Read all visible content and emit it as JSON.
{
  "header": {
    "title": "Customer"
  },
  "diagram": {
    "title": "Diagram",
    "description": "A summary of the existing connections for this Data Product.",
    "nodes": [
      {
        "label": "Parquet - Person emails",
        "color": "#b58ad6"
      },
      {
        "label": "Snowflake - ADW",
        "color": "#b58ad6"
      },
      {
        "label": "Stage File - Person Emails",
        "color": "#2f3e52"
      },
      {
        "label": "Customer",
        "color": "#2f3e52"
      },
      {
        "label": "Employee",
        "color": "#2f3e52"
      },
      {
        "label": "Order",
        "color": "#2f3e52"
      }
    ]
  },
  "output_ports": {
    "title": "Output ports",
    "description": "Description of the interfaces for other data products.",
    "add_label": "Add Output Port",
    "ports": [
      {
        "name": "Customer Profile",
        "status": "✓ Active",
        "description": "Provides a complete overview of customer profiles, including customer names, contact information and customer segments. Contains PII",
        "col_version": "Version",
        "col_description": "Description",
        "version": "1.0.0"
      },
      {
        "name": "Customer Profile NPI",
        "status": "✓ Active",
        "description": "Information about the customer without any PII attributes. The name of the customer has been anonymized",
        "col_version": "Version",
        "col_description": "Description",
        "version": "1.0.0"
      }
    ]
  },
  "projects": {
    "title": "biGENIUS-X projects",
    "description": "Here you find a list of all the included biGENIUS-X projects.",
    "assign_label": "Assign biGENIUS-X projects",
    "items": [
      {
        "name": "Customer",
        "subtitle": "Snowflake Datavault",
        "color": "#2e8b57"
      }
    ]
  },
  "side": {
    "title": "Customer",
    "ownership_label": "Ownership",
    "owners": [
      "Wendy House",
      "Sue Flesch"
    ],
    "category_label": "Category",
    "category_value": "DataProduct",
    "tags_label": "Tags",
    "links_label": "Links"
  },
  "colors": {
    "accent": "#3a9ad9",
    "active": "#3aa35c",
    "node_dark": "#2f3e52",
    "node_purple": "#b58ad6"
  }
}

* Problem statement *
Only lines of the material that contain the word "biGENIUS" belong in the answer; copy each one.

* Solution to this exercise *
    "title": "biGENIUS-X projects",
    "description": "Here you find a list of all the included biGENIUS-X projects.",
    "assign_label": "Assign biGENIUS-X projects",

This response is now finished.